Offensive firepower is the Vancouver Canucks' best asset
Whether in war or in hockey, the thinking goes that the side with more weapons is likely to win. And for the Vancouver Canucks, that’s been the case on most nights throughout this National Hockey League season. The Canucks have simply had too much firepower for most of their opponents.
This is hardly a revelation to anyone who has followed the hockey club during the past 18 months. A year ago, the Canucks led the NHL in scoring and on many nights seemed to have an endless supply of offence. However, the scoring last season was considerably more concentrated.
Daniel Sedin and Ryan Kesler both produced career-best 41-goal campaigns, while Alex Burrows was the only other player to crack the 20-goal mark (26). With Kesler notching the first three hat tricks of his NHL career and Sedin leading the team with six two-goal games, it seemed from night to night that the hockey club relied on one guy to do much of the heavy lifting.
But that hasn’t been the case this time around, and one area where the Canucks appear to have improved upon the best season in franchise history is their ability to spread the offence and come at opponents in waves.
Thirteen times in a 23-game span between November 25 and January 10, the Canucks scored at least four times in a game. And 17 times in the club’s first 46 games this season—better than once in every three outings—at least four different Canucks found the back of the net.
Four is an almost foolproof goal total for wins in today’s NHL, and the Canucks came out on the right side of the result 18 of the first 20 times they scored four goals this season.
Although Daniel Sedin’s goal totals are off slightly from a year ago, and Kesler’s are down rather dramatically, the Canucks have received significant contributions from the likes of Burrows, Jannik Hansen, Cody Hodgson, Henrik Sedin, and Chris Higgins—all of whom are already into double digits in the goals department this season. The hope is that Mason Raymond, once a 25-goal scorer, and newcomer David Booth, who returned to the lineup January 15 after missing 18 games with a sprained knee, will find their touch in the second half of the season, giving the Canucks nine legitimate scoring threats among their forwards.
“We’ve had scoring from just about anywhere this year, from all four lines and even from the eight defencemen we’ve got, so that’s definitely been a huge part of our success, and it has to be going forward,” Hansen—who eclipsed his career high of nine goals before Christmas and has a strong shot at reaching 20 this season—told the Georgia Straight after a recent practice at Rogers Arena. “If we become a one- or two-line team, we become a much easier team to play against. When we have three and four lines going, it’s way harder for opposing teams to match up against us.”
Last season, Hansen was part of a third line, with Raffi Torres and Manny Malhotra, that contributed physically and matched up well against other teams’ top players but didn’t do much on the score sheet. This year, with the addition of Booth in an early-season trade from Florida, the Canucks have added speed to an already quick hockey club and boosted their attack.

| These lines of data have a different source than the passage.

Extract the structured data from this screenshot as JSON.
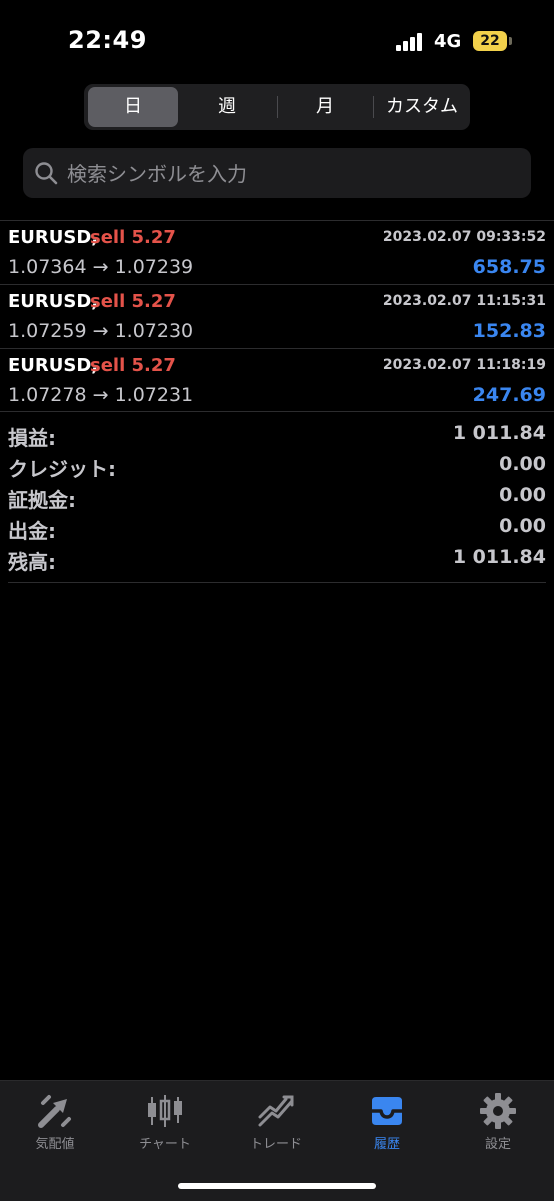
{
  "status": {
    "time": "22:49",
    "network": "4G",
    "battery": "22"
  },
  "segment": {
    "items": [
      "日",
      "週",
      "月",
      "カスタム"
    ],
    "active_index": 0
  },
  "search": {
    "placeholder": "検索シンボルを入力"
  },
  "deals": [
    {
      "symbol": "EURUSD,",
      "side": "sell 5.27",
      "time": "2023.02.07 09:33:52",
      "prices": "1.07364 → 1.07239",
      "profit": "658.75"
    },
    {
      "symbol": "EURUSD,",
      "side": "sell 5.27",
      "time": "2023.02.07 11:15:31",
      "prices": "1.07259 → 1.07230",
      "profit": "152.83"
    },
    {
      "symbol": "EURUSD,",
      "side": "sell 5.27",
      "time": "2023.02.07 11:18:19",
      "prices": "1.07278 → 1.07231",
      "profit": "247.69"
    }
  ],
  "summary": [
    {
      "label": "損益:",
      "value": "1 011.84"
    },
    {
      "label": "クレジット:",
      "value": "0.00"
    },
    {
      "label": "証拠金:",
      "value": "0.00"
    },
    {
      "label": "出金:",
      "value": "0.00"
    },
    {
      "label": "残高:",
      "value": "1 011.84"
    }
  ],
  "tabbar": {
    "items": [
      {
        "label": "気配値",
        "icon": "quotes-icon"
      },
      {
        "label": "チャート",
        "icon": "chart-icon"
      },
      {
        "label": "トレード",
        "icon": "trade-icon"
      },
      {
        "label": "履歴",
        "icon": "history-icon"
      },
      {
        "label": "設定",
        "icon": "settings-icon"
      }
    ],
    "active_index": 3
  },
  "colors": {
    "sell": "#e4534a",
    "profit": "#3a86f0",
    "battery": "#f2d14b",
    "active_tab": "#3a86f0"
  }
}
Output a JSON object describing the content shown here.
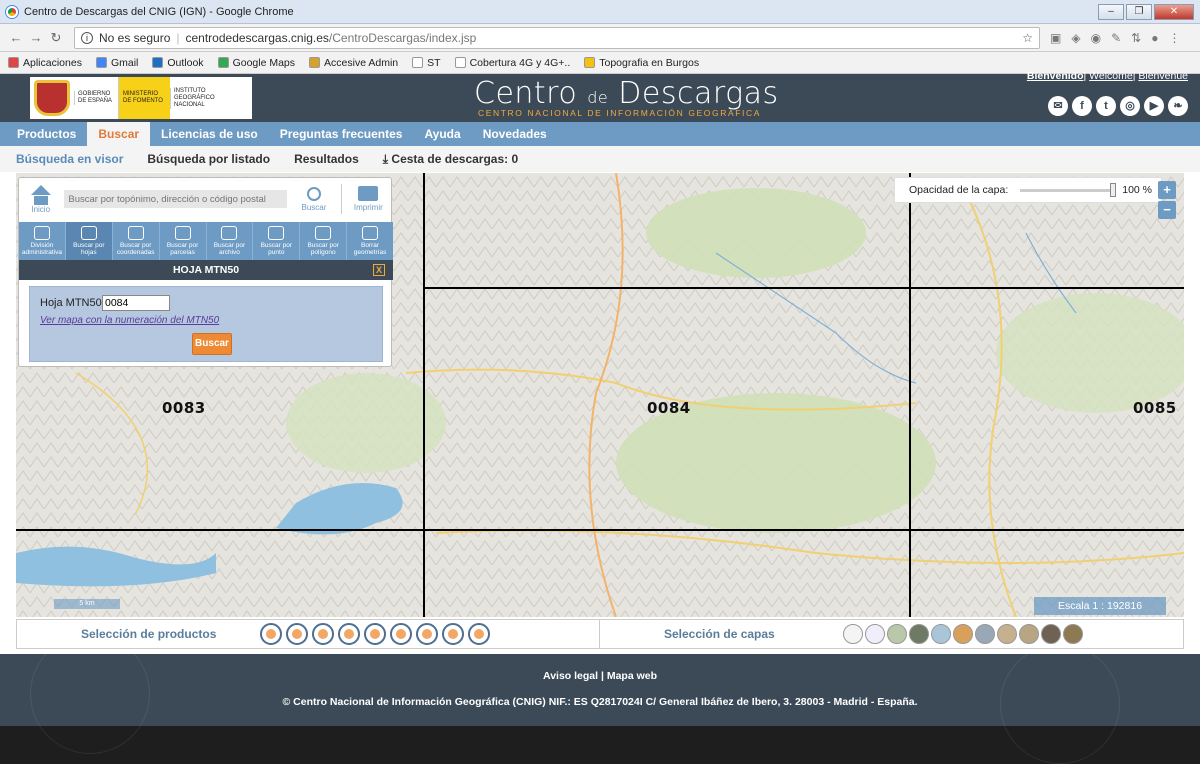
{
  "window": {
    "title": "Centro de Descargas del CNIG (IGN) - Google Chrome"
  },
  "browser": {
    "security": "No es seguro",
    "url_host": "centrodedescargas.cnig.es",
    "url_path": "/CentroDescargas/index.jsp",
    "bookmarks": [
      {
        "label": "Aplicaciones",
        "color": "#e04646"
      },
      {
        "label": "Gmail",
        "color": "#4285f4"
      },
      {
        "label": "Outlook",
        "color": "#1e6fc4"
      },
      {
        "label": "Google Maps",
        "color": "#34a853"
      },
      {
        "label": "Accesive Admin",
        "color": "#d6a22b"
      },
      {
        "label": "ST",
        "color": "#ffffff"
      },
      {
        "label": "Cobertura 4G y 4G+..",
        "color": "#ffffff"
      },
      {
        "label": "Topografia en Burgos",
        "color": "#f4c20d"
      }
    ]
  },
  "header": {
    "logo_gov": "GOBIERNO DE ESPAÑA",
    "logo_ministry": "MINISTERIO DE FOMENTO",
    "logo_ign": "INSTITUTO GEOGRÁFICO NACIONAL",
    "site_title_a": "Centro ",
    "site_title_de": "de",
    "site_title_b": " Descargas",
    "site_subtitle": "CENTRO NACIONAL DE INFORMACIÓN GEOGRÁFICA",
    "user_bienvenido": "Bienvenido",
    "user_welcome": "Welcome",
    "user_bienvenue": "Bienvenue",
    "social": [
      "✉",
      "f",
      "t",
      "◎",
      "▶",
      "❧"
    ]
  },
  "menu": [
    "Productos",
    "Buscar",
    "Licencias de uso",
    "Preguntas frecuentes",
    "Ayuda",
    "Novedades"
  ],
  "submenu": {
    "visor": "Búsqueda en visor",
    "listado": "Búsqueda por listado",
    "resultados": "Resultados",
    "cesta": "Cesta de descargas: 0"
  },
  "panel": {
    "inicio": "Inicio",
    "search_placeholder": "Buscar por topónimo, dirección o código postal",
    "buscar": "Buscar",
    "imprimir": "Imprimir",
    "tools": [
      "División administrativa",
      "Buscar por hojas",
      "Buscar por coordenadas",
      "Buscar por parcelas",
      "Buscar por archivo",
      "Buscar por punto",
      "Buscar por polígono",
      "Borrar geometrías"
    ],
    "hoja_title": "HOJA MTN50",
    "close": "X",
    "hoja_label": "Hoja MTN50:",
    "hoja_value": "0084",
    "hoja_link": "Ver mapa con la numeración del MTN50",
    "hoja_button": "Buscar"
  },
  "map": {
    "opacity_label": "Opacidad de la capa:",
    "opacity_value": "100 %",
    "zoom_in": "+",
    "zoom_out": "−",
    "scale_bar": "5 km",
    "scale_text": "Escala 1 : 192816",
    "sheets": [
      "0083",
      "0084",
      "0085"
    ]
  },
  "bottom": {
    "productos": "Selección de productos",
    "capas": "Selección de capas"
  },
  "footer": {
    "legal": "Aviso legal | Mapa web",
    "copyright": "© Centro Nacional de Información Geográfica (CNIG) NIF.: ES Q2817024I C/ General Ibáñez de Ibero, 3. 28003 - Madrid - España."
  }
}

Part of the game plan is that even if the Canucks aren’t using that speed to score goals, they’re hoping it puts opponents back on their heels and forces them to take penalties. And much of the Canucks’ offence comes on the power play, which for a second straight season is the best in the NHL. But where last year it was Daniel Sedin leading the way with 18 power-play goals and Kesler contributing 15 with the man advantage, it’s not out of the question that four players could hit double digits in PP goals this season.
It’s a luxury that most teams just don’t have, and an ability to attack teams in waves is one of the reasons the Canucks find themselves in the mix for top spot in the brutally tough Western Conference and making a push for a second straight President’s Trophy as the top team in the regular-season standings.
“Our offence is a lot like it has been in the past—we get our offence from our defence jumping up into the rush and making it a four-man attack and from grinding it out in the offensive zone and cycling the puck,” head coach Alain Vigneault explained. “All four of our lines can do that, and when they use the defencemen, we’re that much more effective. Our other offence comes from the power play. So I think we’re spread out. Offence has to come from the whole group if you want to be consistent at it.”
One of the biggest reasons the Canucks came up short in the Stanley Cup final was that the team’s offence ran dry. Certainly, the Boston Bruins deserve some credit for that, but when it counted most, the Canucks’ depth became an issue. When the top players stopped producing the way they had through the regular season, and even in earlier playoff rounds, there was no one behind them to fill the void—or at least not enough to get the team over the hump.
The Canucks are banking on things being different if they’re able to get back to the final for a second straight season. And one of the main reasons they feel confident about another deep run in the postseason is that they believe they are a deeper hockey club.
On many nights so far this season, it’s certainly looked that way. But the proof will come in the playoffs.
Jeff Paterson is a talk-show host on Vancouver’s all-sports radio Team 1040. Follow him on Twitter.